There’s no question that the landscape rumbled in Alabama, but whether the tectonic plates tumbled anywhere else is something else. It was Republicans, after all, who dispatched Roy Moore to the island of lost luggage, and but for the 22,000 voters who wrote in a respectable name on their ballots — all of whom we can put down as sad, angry or distraught Republicans since partisans for Doug Jones would have had no reason to throw their votes away — Roy Moore would be the senator-elect today. No one with a basic familiarity with Alabama and its politics imagines that the state is returning to the Democratic Party to which it gave its allegiance for most of two centuries. That party is no longer with us.

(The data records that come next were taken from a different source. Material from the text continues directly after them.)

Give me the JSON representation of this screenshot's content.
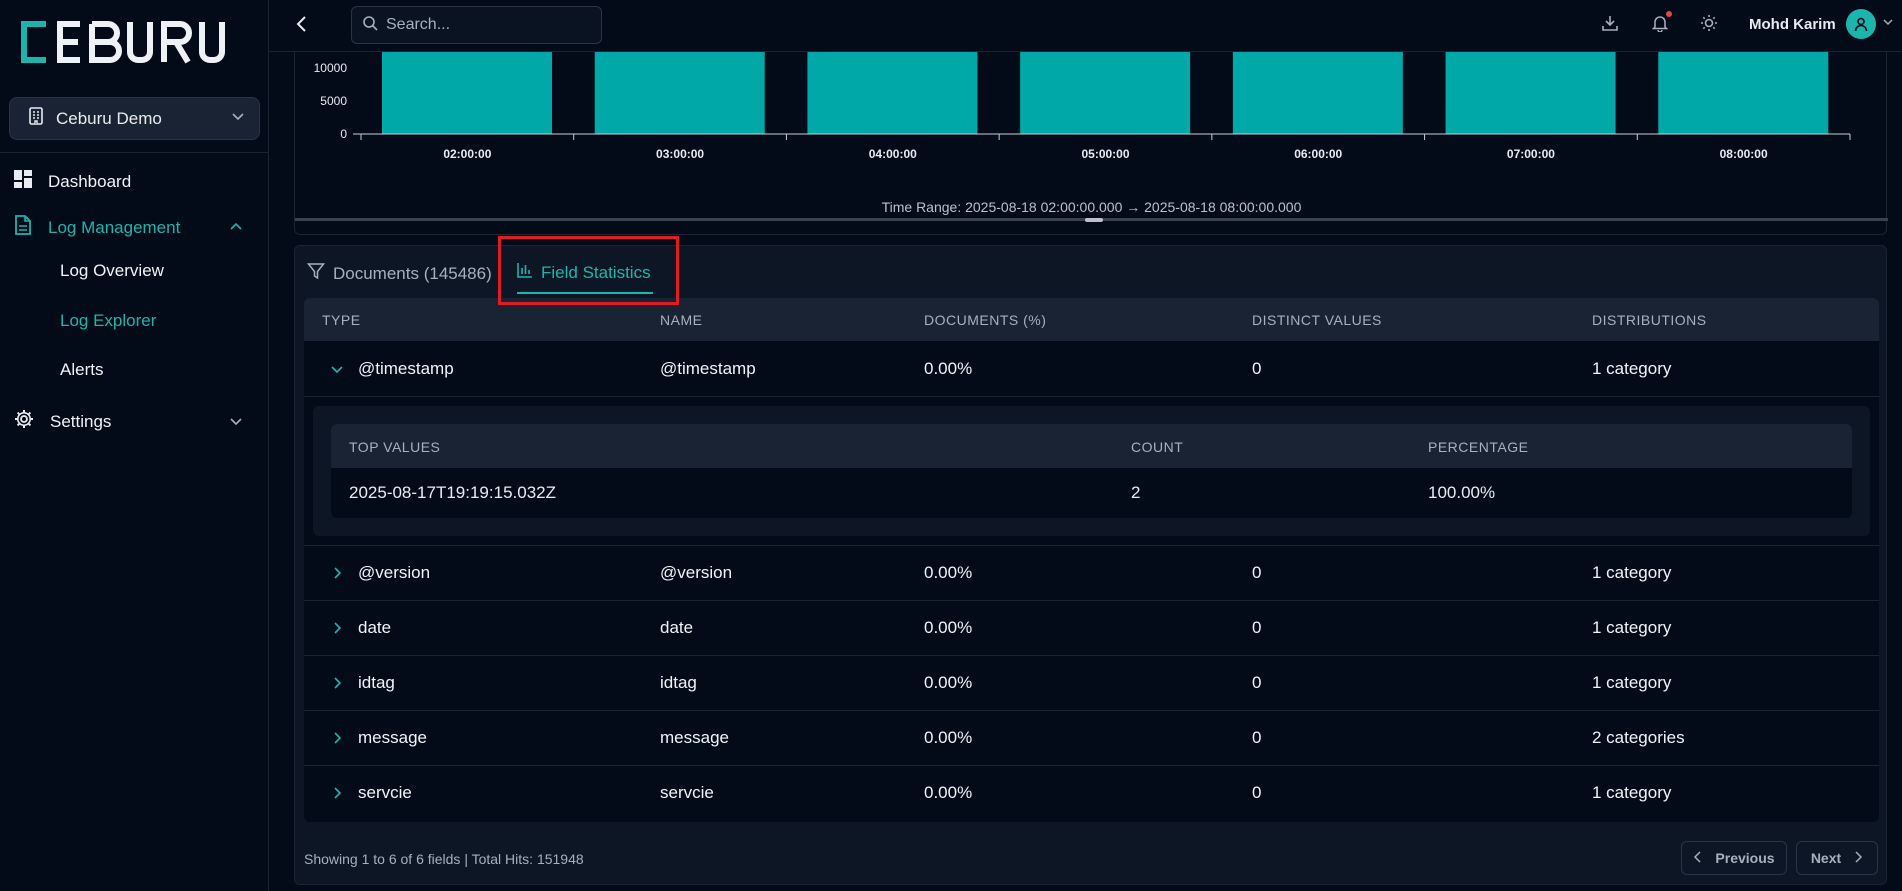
{
  "app": {
    "brand": "CEBURU",
    "org_name": "Ceburu Demo"
  },
  "sidebar": {
    "items": [
      {
        "label": "Dashboard"
      },
      {
        "label": "Log Management"
      },
      {
        "label": "Settings"
      }
    ],
    "sub_items": [
      {
        "label": "Log Overview"
      },
      {
        "label": "Log Explorer"
      },
      {
        "label": "Alerts"
      }
    ]
  },
  "topbar": {
    "search_placeholder": "Search...",
    "user_name": "Mohd Karim"
  },
  "chart_data": {
    "type": "bar",
    "categories": [
      "02:00:00",
      "03:00:00",
      "04:00:00",
      "05:00:00",
      "06:00:00",
      "07:00:00",
      "08:00:00"
    ],
    "y_ticks": [
      "10000",
      "5000",
      "0"
    ],
    "ylim": [
      0,
      10000
    ],
    "footer": "Time Range: 2025-08-18 02:00:00.000 → 2025-08-18 08:00:00.000",
    "bar_color": "#00a8a8"
  },
  "tabs": [
    {
      "label": "Documents (145486)"
    },
    {
      "label": "Field Statistics"
    }
  ],
  "table": {
    "headers": [
      "TYPE",
      "NAME",
      "DOCUMENTS (%)",
      "DISTINCT VALUES",
      "DISTRIBUTIONS"
    ],
    "rows": [
      {
        "type": "@timestamp",
        "name": "@timestamp",
        "docs": "0.00%",
        "distinct": "0",
        "dist": "1 category"
      },
      {
        "type": "@version",
        "name": "@version",
        "docs": "0.00%",
        "distinct": "0",
        "dist": "1 category"
      },
      {
        "type": "date",
        "name": "date",
        "docs": "0.00%",
        "distinct": "0",
        "dist": "1 category"
      },
      {
        "type": "idtag",
        "name": "idtag",
        "docs": "0.00%",
        "distinct": "0",
        "dist": "1 category"
      },
      {
        "type": "message",
        "name": "message",
        "docs": "0.00%",
        "distinct": "0",
        "dist": "2 categories"
      },
      {
        "type": "servcie",
        "name": "servcie",
        "docs": "0.00%",
        "distinct": "0",
        "dist": "1 category"
      }
    ],
    "expanded": {
      "headers": [
        "TOP VALUES",
        "COUNT",
        "PERCENTAGE"
      ],
      "rows": [
        {
          "value": "2025-08-17T19:19:15.032Z",
          "count": "2",
          "pct": "100.00%"
        }
      ]
    }
  },
  "footer": {
    "summary": "Showing 1 to 6 of 6 fields | Total Hits: 151948",
    "prev_label": "Previous",
    "next_label": "Next"
  },
  "colors": {
    "accent": "#1bb5ad",
    "highlight": "#e11b22"
  }
}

Mr. Jones must enjoy his considerable Senate perks while he can. Like it or not, his only constituency for the next two years will be the Democratic caucus of the U.S. Senate, and for all his promises at home to “reach out to the Republicans” the only senators he can plausibly reach out to are Chuck Schumer and the Democratic leadership in the Senate. Otherwise, he will be the orphan in the Senate just as he will be the orphan in Alabama. Harsh, perhaps sad. But true.